__Exercise aim__
Below are records; work out how many of their lines hold the string "title" and give that number alone.

________

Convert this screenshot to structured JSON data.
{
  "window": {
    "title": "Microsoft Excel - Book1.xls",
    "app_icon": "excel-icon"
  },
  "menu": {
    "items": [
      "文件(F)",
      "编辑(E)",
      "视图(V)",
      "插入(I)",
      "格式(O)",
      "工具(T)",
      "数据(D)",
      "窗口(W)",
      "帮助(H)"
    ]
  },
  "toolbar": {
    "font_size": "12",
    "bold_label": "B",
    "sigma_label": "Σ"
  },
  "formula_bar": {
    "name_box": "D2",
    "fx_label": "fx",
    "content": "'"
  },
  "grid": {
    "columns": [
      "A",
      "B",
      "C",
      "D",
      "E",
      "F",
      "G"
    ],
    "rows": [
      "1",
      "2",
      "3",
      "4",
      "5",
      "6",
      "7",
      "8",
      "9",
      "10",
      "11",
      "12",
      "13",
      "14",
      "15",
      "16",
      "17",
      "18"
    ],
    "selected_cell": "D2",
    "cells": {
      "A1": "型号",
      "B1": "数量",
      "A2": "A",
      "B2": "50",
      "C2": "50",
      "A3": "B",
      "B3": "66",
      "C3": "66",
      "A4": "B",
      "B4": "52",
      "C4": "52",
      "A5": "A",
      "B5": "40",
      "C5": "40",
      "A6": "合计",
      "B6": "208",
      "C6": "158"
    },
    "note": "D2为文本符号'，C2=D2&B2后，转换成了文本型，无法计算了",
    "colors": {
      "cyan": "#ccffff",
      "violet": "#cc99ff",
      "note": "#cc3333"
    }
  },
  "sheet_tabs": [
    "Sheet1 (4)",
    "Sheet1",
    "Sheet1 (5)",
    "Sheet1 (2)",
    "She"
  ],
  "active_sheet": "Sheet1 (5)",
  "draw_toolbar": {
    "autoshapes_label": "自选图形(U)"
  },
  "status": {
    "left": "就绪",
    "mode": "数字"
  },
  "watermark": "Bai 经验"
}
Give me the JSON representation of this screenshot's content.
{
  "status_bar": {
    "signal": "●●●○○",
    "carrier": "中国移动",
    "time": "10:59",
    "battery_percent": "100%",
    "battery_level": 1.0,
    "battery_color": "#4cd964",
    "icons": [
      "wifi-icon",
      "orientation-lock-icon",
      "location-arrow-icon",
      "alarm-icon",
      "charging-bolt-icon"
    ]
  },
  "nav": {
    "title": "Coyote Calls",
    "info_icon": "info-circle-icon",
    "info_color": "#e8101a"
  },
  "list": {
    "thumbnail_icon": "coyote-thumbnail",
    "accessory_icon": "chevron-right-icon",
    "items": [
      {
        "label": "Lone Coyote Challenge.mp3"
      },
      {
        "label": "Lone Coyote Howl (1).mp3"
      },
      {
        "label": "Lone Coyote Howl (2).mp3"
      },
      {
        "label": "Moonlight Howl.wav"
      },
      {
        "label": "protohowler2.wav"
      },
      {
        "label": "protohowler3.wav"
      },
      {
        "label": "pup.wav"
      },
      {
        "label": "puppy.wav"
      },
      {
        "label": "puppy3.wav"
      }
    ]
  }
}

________

__Output of the task__
2